When the Soviet Union collapsed, in 1991, Chechnya declared independence. Russian President Boris Yeltsin said no, and responded in late 1994 by sending in the biggest strike force since the 1979 Soviet invasion of Afghanistan. At the time, I was working for the Wall Street Journal in Moscow, and went down to the Caucasus to cover that war. It was horrific; the Chechen capital of Grozny was largely reduced to rubble. About that same time, jihadis and their financiers began arriving from the Middle East, and what had been primarily a Chechen campaign to escape Russian rule became increasingly tied to fundamentalist Islam, amid a second round of war, and refugee flows that spilled over into the neighboring Russian republics of Ingushetia and Dagestan (where the father of the Tsarnaev brothers is now living, having returned there after gaining asylum in America). These events were traumatic, and quite likely made a ferocious impression on the Tsarnaev brothers — young though they were when they left the Caucasus for America, more than a decade ago.
But do the shocks of war and displacement –however traumatic — really explain why immigrants would turn to terror, and bring bombs to the Boston Marathon?

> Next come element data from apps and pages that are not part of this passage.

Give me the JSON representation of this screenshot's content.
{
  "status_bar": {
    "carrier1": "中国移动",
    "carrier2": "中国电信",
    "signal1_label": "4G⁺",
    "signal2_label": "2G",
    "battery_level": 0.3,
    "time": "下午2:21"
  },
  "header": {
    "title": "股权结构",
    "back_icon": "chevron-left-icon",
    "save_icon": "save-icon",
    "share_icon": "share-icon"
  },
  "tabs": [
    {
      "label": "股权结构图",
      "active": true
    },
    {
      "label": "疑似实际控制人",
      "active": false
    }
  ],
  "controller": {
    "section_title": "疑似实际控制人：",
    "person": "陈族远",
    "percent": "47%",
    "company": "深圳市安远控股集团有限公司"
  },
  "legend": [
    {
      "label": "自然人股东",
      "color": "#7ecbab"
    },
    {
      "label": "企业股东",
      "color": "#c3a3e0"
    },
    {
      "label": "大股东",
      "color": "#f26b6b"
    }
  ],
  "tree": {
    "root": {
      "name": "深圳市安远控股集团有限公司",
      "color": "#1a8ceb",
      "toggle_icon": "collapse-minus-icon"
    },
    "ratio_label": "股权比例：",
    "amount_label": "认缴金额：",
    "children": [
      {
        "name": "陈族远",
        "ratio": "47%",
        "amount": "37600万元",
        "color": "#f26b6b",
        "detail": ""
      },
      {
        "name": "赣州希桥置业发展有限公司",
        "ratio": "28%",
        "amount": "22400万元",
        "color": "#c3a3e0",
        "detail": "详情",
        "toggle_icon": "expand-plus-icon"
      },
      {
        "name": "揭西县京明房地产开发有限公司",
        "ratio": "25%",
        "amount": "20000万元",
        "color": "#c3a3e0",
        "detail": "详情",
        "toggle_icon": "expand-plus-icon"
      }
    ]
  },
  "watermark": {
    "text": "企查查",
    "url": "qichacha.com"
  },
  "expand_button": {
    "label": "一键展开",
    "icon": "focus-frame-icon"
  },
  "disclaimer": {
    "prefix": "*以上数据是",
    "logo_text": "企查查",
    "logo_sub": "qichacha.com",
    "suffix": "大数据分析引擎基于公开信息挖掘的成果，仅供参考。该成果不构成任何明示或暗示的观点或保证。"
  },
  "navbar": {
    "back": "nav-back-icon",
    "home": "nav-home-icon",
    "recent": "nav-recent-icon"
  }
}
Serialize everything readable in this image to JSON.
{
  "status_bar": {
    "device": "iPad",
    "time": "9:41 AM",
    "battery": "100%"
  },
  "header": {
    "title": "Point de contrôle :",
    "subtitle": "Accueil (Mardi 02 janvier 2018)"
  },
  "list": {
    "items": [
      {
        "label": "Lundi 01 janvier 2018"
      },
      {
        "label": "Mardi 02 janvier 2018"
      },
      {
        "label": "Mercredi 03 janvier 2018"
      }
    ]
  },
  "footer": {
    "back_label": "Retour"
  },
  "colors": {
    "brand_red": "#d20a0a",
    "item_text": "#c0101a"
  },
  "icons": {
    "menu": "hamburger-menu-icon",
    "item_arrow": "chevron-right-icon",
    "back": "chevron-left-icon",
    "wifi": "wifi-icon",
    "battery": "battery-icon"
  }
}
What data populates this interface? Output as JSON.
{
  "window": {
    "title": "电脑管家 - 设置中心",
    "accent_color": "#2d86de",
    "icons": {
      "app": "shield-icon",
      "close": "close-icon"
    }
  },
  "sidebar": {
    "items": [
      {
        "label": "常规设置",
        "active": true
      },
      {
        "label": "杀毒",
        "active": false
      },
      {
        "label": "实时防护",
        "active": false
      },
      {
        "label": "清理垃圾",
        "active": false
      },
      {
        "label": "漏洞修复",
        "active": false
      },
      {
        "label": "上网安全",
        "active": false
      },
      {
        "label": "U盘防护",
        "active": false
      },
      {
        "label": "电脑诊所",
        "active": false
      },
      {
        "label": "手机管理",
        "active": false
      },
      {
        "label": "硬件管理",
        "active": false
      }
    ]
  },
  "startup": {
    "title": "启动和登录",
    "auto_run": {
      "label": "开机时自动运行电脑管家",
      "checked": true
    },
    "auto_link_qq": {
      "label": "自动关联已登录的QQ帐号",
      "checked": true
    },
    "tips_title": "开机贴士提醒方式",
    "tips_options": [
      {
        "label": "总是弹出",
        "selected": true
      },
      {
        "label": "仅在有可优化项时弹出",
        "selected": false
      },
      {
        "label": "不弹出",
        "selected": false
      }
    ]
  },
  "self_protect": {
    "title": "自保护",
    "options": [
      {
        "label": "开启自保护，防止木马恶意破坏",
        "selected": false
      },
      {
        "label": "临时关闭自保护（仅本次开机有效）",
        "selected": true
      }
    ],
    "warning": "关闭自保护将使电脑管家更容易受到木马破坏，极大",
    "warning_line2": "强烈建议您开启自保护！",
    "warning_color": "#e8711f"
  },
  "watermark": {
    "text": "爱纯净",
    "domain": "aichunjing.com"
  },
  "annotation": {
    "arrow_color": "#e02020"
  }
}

America has a long history of welcoming refugees, from a great many places, who have been through events at least as traumatic. Among them are survivors of the Nazi concentration camps, of the North Vietnamese conquest of the South, of the genocides in Cambodia and Rwanda, of the miseries of Haiti, and of the prisons of such countries as China or Cuba. Whatever the difficulties they might have found in adapting to life in America — or life in general — many have made good use of the freedom and opportunities America ensures. None of these refugees have turned to such projects as terrorist attacks; none have waded into a festive crowd to spread wanton agony by planting bombs built to kill or blow the legs off whoever happened to be there at the time.
There’s an argument to be made that the miseries of the Chechens created an opening for the lure of jihad. But the record suggests that such traumas as a history of war and exile do not by themselves lead refugees living in America to plot or commit terrorism. It is when jihad enters the picture that the bombs go off.